Data in this exercise.
*** Block opens ***

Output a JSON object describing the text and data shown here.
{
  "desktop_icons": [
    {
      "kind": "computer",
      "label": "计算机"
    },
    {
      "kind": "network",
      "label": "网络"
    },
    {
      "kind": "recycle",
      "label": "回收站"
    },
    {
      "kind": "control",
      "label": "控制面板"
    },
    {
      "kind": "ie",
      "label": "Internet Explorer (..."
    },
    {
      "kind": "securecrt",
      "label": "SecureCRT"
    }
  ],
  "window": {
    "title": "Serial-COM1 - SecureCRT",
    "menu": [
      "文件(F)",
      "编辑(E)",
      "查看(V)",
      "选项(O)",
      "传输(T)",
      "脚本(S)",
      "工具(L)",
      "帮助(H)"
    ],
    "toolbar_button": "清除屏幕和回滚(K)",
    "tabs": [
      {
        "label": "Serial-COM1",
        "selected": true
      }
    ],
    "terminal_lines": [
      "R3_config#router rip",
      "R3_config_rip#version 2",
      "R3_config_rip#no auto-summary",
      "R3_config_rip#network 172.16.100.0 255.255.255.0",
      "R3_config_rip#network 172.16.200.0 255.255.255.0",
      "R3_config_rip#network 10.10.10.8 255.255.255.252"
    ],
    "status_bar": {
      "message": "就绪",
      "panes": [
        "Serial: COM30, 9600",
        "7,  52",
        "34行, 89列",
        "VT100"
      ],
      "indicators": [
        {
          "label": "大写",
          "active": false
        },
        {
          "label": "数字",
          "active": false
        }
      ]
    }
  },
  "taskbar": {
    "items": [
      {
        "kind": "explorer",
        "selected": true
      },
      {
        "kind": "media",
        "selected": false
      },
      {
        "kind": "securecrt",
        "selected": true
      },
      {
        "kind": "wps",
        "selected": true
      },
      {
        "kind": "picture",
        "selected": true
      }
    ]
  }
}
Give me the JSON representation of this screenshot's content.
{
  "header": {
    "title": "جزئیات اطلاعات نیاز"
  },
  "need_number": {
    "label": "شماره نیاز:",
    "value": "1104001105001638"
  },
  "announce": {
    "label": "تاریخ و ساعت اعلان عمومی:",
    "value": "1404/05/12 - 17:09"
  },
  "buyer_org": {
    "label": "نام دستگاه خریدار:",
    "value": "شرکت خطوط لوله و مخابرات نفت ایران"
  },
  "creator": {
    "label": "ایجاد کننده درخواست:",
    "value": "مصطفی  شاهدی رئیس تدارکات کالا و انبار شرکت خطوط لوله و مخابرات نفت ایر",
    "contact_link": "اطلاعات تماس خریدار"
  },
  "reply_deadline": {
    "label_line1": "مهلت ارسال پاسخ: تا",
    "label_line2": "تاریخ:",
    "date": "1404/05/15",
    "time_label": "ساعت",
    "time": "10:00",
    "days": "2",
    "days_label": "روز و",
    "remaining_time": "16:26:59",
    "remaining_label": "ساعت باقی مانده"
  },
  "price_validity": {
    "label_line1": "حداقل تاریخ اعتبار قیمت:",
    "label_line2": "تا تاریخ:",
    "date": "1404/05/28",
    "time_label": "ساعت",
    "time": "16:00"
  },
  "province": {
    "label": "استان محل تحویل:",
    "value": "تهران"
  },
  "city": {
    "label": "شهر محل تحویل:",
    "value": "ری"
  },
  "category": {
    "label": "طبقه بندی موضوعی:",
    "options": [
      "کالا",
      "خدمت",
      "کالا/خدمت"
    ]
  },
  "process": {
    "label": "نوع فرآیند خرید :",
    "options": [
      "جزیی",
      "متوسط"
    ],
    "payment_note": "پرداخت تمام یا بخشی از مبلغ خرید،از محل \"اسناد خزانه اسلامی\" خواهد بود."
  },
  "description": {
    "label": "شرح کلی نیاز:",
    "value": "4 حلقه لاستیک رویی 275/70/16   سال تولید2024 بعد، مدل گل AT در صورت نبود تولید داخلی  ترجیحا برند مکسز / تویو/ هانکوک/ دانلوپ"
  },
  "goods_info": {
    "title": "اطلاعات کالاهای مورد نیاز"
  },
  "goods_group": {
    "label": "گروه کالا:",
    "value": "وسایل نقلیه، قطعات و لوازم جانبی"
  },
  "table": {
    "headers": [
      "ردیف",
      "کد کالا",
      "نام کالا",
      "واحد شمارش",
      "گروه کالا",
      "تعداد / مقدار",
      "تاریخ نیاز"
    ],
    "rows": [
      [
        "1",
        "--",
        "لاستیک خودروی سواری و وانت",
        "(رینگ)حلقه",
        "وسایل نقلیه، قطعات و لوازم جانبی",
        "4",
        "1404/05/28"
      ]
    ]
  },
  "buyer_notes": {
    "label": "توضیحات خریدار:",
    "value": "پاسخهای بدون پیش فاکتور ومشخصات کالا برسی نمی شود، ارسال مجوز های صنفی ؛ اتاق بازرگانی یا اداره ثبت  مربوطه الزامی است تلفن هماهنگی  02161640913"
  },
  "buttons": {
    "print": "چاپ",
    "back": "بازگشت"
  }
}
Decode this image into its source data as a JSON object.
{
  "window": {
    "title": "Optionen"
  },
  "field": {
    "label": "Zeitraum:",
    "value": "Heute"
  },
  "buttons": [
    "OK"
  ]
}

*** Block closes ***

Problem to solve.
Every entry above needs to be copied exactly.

Task solution.
Output a JSON object describing the text and data shown here.
{
  "desktop_icons": [
    {
      "kind": "computer",
      "label": "计算机"
    },
    {
      "kind": "network",
      "label": "网络"
    },
    {
      "kind": "recycle",
      "label": "回收站"
    },
    {
      "kind": "control",
      "label": "控制面板"
    },
    {
      "kind": "ie",
      "label": "Internet Explorer (..."
    },
    {
      "kind": "securecrt",
      "label": "SecureCRT"
    }
  ],
  "window": {
    "title": "Serial-COM1 - SecureCRT",
    "menu": [
      "文件(F)",
      "编辑(E)",
      "查看(V)",
      "选项(O)",
      "传输(T)",
      "脚本(S)",
      "工具(L)",
      "帮助(H)"
    ],
    "toolbar_button": "清除屏幕和回滚(K)",
    "tabs": [
      {
        "label": "Serial-COM1",
        "selected": true
      }
    ],
    "terminal_lines": [
      "R3_config#router rip",
      "R3_config_rip#version 2",
      "R3_config_rip#no auto-summary",
      "R3_config_rip#network 172.16.100.0 255.255.255.0",
      "R3_config_rip#network 172.16.200.0 255.255.255.0",
      "R3_config_rip#network 10.10.10.8 255.255.255.252"
    ],
    "status_bar": {
      "message": "就绪",
      "panes": [
        "Serial: COM30, 9600",
        "7,  52",
        "34行, 89列",
        "VT100"
      ],
      "indicators": [
        {
          "label": "大写",
          "active": false
        },
        {
          "label": "数字",
          "active": false
        }
      ]
    }
  },
  "taskbar": {
    "items": [
      {
        "kind": "explorer",
        "selected": true
      },
      {
        "kind": "media",
        "selected": false
      },
      {
        "kind": "securecrt",
        "selected": true
      },
      {
        "kind": "wps",
        "selected": true
      },
      {
        "kind": "picture",
        "selected": true
      }
    ]
  }
}
Give me the JSON representation of this screenshot's content.
{
  "header": {
    "title": "جزئیات اطلاعات نیاز"
  },
  "need_number": {
    "label": "شماره نیاز:",
    "value": "1104001105001638"
  },
  "announce": {
    "label": "تاریخ و ساعت اعلان عمومی:",
    "value": "1404/05/12 - 17:09"
  },
  "buyer_org": {
    "label": "نام دستگاه خریدار:",
    "value": "شرکت خطوط لوله و مخابرات نفت ایران"
  },
  "creator": {
    "label": "ایجاد کننده درخواست:",
    "value": "مصطفی  شاهدی رئیس تدارکات کالا و انبار شرکت خطوط لوله و مخابرات نفت ایر",
    "contact_link": "اطلاعات تماس خریدار"
  },
  "reply_deadline": {
    "label_line1": "مهلت ارسال پاسخ: تا",
    "label_line2": "تاریخ:",
    "date": "1404/05/15",
    "time_label": "ساعت",
    "time": "10:00",
    "days": "2",
    "days_label": "روز و",
    "remaining_time": "16:26:59",
    "remaining_label": "ساعت باقی مانده"
  },
  "price_validity": {
    "label_line1": "حداقل تاریخ اعتبار قیمت:",
    "label_line2": "تا تاریخ:",
    "date": "1404/05/28",
    "time_label": "ساعت",
    "time": "16:00"
  },
  "province": {
    "label": "استان محل تحویل:",
    "value": "تهران"
  },
  "city": {
    "label": "شهر محل تحویل:",
    "value": "ری"
  },
  "category": {
    "label": "طبقه بندی موضوعی:",
    "options": [
      "کالا",
      "خدمت",
      "کالا/خدمت"
    ]
  },
  "process": {
    "label": "نوع فرآیند خرید :",
    "options": [
      "جزیی",
      "متوسط"
    ],
    "payment_note": "پرداخت تمام یا بخشی از مبلغ خرید،از محل \"اسناد خزانه اسلامی\" خواهد بود."
  },
  "description": {
    "label": "شرح کلی نیاز:",
    "value": "4 حلقه لاستیک رویی 275/70/16   سال تولید2024 بعد، مدل گل AT در صورت نبود تولید داخلی  ترجیحا برند مکسز / تویو/ هانکوک/ دانلوپ"
  },
  "goods_info": {
    "title": "اطلاعات کالاهای مورد نیاز"
  },
  "goods_group": {
    "label": "گروه کالا:",
    "value": "وسایل نقلیه، قطعات و لوازم جانبی"
  },
  "table": {
    "headers": [
      "ردیف",
      "کد کالا",
      "نام کالا",
      "واحد شمارش",
      "گروه کالا",
      "تعداد / مقدار",
      "تاریخ نیاز"
    ],
    "rows": [
      [
        "1",
        "--",
        "لاستیک خودروی سواری و وانت",
        "(رینگ)حلقه",
        "وسایل نقلیه، قطعات و لوازم جانبی",
        "4",
        "1404/05/28"
      ]
    ]
  },
  "buyer_notes": {
    "label": "توضیحات خریدار:",
    "value": "پاسخهای بدون پیش فاکتور ومشخصات کالا برسی نمی شود، ارسال مجوز های صنفی ؛ اتاق بازرگانی یا اداره ثبت  مربوطه الزامی است تلفن هماهنگی  02161640913"
  },
  "buttons": {
    "print": "چاپ",
    "back": "بازگشت"
  }
}
Decode this image into its source data as a JSON object.
{
  "window": {
    "title": "Optionen"
  },
  "field": {
    "label": "Zeitraum:",
    "value": "Heute"
  },
  "buttons": [
    "OK"
  ]
}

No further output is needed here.